Most insolvency jurisdictions provide several mechanisms to reverse transactions entered into by a debtor prior to the commencement of the bankruptcy procedure. These mechanisms, generally known as claw-back actions or avoidance provisions, may fulfil several economic goals. First, they act as an ex post alignment of incentives between factually insolvent debtors and their creditors, since the latter become the residual claimants of an insolvent firm but they do not have any control over the debtor´s assets while the company is not yet subject to a bankruptcy procedure. Second, these devices may prevent the race to the debtor’s assets when the insolvency threatens. Therefore, the existence of avoidance actions may reduce, at an early stage, the ‘common pool’ problem that bankruptcy law seeks to solve. Third, avoiding powers can be helpful to prevent the problem of overinvestment faced by a debtor willing to gamble the firm´s assets when it is in financial trouble. Fourth, the existence of avoidance actions may also protect the interests of both the debtor and its creditors as a whole when the former is facing financial trouble and some market participants want to take advantages of this situation. Fifth, the avoidance of pre-bankruptcy transactions prevents opportunistic behaviors by a debtor in financial trouble, since it may have incentives to siphon or dilute assets in several ways. Finally, the avoidance of pre-bankruptcy transactions can also be helpful for the early detection of financially distressed debtors, and therefore it may encourage managers to take corrective actions in a timely manner.

As a result of these goals, the existence of avoidance powers seems to be socially desirable, since it helps maximize the value of the firm. However, the use –and even existence– of avoidance actions is not costless. On the one hand, it implies litigation costs. On the other hand, it can also harm legal certainty, since the use of avoiding powers implies the reversal of perfectly valid transactions entered into by two parties even in the absence of bad faith. Therefore, insolvency legislators should carefully deal with these costs and benefits generally associated with avoidance provisions in order to assure the economic desirability of avoidance powers. In my recent paper, entitled “The Avoidance of Pre-Bankruptcy Transactions: A Comparative and Economic Approach”, I analyze, from a comparative and functional approach, the optimal way to design claw-back actions across jurisdictions.

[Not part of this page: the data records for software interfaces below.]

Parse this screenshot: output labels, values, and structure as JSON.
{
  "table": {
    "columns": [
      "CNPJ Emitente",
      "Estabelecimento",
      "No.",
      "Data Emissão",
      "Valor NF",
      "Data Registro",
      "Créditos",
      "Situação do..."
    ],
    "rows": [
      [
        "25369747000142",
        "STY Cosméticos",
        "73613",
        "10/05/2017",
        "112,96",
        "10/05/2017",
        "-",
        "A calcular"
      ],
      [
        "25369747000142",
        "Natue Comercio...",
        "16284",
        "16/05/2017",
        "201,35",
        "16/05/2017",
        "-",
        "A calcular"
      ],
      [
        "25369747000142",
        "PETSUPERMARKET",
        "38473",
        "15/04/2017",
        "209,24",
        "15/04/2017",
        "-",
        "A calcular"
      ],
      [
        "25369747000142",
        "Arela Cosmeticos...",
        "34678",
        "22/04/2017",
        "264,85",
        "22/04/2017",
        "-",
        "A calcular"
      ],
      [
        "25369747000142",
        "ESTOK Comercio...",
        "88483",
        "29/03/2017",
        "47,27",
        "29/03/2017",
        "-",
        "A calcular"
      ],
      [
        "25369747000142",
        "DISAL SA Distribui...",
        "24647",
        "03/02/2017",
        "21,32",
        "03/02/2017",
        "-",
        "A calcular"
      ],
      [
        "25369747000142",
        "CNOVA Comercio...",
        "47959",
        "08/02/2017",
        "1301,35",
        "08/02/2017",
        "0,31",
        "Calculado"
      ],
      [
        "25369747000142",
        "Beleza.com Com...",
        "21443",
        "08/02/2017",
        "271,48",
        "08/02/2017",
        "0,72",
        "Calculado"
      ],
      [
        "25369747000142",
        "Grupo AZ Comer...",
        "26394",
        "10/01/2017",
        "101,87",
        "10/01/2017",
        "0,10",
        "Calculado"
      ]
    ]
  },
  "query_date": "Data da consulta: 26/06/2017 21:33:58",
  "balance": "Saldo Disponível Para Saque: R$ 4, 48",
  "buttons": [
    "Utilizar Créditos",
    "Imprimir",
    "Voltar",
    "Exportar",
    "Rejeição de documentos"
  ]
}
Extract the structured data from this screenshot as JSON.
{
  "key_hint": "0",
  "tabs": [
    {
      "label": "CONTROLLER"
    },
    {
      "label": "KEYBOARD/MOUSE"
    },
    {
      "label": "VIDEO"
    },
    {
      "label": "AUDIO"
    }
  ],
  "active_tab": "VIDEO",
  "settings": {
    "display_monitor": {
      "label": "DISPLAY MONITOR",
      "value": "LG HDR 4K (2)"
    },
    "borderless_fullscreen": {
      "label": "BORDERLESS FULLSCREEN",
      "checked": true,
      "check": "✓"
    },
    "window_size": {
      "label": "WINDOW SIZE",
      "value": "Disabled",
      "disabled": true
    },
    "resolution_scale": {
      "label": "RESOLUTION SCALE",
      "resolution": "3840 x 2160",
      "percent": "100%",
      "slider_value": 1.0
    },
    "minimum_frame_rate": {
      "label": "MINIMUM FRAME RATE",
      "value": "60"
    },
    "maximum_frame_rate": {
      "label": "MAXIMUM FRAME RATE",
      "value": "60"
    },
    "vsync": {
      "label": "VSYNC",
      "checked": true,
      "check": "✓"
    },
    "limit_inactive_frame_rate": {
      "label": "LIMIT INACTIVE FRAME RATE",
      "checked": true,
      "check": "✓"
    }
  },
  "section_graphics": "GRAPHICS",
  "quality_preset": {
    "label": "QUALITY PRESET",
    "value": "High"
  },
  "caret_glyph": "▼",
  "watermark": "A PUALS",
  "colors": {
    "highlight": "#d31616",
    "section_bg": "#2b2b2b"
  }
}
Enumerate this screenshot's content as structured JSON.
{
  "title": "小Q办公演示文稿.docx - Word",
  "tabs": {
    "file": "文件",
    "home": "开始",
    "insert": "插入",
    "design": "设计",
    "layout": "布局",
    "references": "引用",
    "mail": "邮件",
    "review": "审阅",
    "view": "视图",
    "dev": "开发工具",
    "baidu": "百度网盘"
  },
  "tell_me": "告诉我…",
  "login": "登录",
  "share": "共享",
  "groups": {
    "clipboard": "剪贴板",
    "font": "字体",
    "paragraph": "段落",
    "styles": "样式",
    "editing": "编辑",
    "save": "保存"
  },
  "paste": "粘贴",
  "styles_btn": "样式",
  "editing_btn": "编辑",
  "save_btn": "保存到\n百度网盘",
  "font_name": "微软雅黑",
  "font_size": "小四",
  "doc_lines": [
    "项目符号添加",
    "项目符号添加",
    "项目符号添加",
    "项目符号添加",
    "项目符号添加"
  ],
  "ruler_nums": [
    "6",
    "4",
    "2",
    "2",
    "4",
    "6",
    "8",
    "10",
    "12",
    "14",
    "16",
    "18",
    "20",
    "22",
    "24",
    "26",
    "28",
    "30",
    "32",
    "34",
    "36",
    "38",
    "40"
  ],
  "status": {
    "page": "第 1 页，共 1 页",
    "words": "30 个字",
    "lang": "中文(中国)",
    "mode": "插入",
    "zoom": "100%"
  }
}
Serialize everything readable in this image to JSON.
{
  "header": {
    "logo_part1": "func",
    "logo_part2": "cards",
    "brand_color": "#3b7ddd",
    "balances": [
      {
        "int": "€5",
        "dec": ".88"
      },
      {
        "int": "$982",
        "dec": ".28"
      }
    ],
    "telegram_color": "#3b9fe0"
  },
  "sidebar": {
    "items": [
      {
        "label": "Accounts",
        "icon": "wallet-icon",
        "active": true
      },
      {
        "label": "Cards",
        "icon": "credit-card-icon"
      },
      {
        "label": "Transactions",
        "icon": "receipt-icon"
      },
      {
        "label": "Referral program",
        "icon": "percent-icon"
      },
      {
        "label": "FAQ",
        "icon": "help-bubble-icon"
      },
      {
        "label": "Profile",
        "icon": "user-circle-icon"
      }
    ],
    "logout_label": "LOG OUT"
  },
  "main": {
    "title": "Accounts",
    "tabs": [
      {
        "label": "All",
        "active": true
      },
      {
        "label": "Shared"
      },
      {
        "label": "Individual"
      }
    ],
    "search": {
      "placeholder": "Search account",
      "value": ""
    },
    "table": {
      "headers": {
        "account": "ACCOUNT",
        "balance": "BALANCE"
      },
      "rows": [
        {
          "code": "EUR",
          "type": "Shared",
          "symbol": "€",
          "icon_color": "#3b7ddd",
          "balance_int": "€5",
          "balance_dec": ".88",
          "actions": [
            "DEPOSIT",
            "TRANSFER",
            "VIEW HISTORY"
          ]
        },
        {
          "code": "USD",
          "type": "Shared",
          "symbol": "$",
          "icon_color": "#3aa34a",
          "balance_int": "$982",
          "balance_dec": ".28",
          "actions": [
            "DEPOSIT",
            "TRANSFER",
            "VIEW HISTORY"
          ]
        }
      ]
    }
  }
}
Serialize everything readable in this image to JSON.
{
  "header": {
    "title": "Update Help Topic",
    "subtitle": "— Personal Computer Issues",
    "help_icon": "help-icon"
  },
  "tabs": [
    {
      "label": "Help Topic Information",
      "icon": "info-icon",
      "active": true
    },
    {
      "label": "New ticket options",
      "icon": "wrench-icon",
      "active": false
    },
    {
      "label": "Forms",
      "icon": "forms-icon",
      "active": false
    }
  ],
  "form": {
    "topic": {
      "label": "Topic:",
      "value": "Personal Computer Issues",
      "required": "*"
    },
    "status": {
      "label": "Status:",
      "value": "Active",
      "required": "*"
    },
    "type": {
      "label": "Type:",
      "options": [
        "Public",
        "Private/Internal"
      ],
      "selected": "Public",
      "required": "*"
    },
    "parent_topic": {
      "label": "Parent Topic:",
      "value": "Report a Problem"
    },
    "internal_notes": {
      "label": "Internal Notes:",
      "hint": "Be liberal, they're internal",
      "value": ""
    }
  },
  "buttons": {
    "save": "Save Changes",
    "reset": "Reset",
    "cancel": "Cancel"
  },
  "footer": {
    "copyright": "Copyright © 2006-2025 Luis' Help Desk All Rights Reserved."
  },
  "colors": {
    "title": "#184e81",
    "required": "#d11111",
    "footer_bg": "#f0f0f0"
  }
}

Aurelio Gurrea Martínez is a Fellow of the Program on Corporate Governance at Harvard Law School and Executive Director of the Ibero-American Institute for Law and Finance.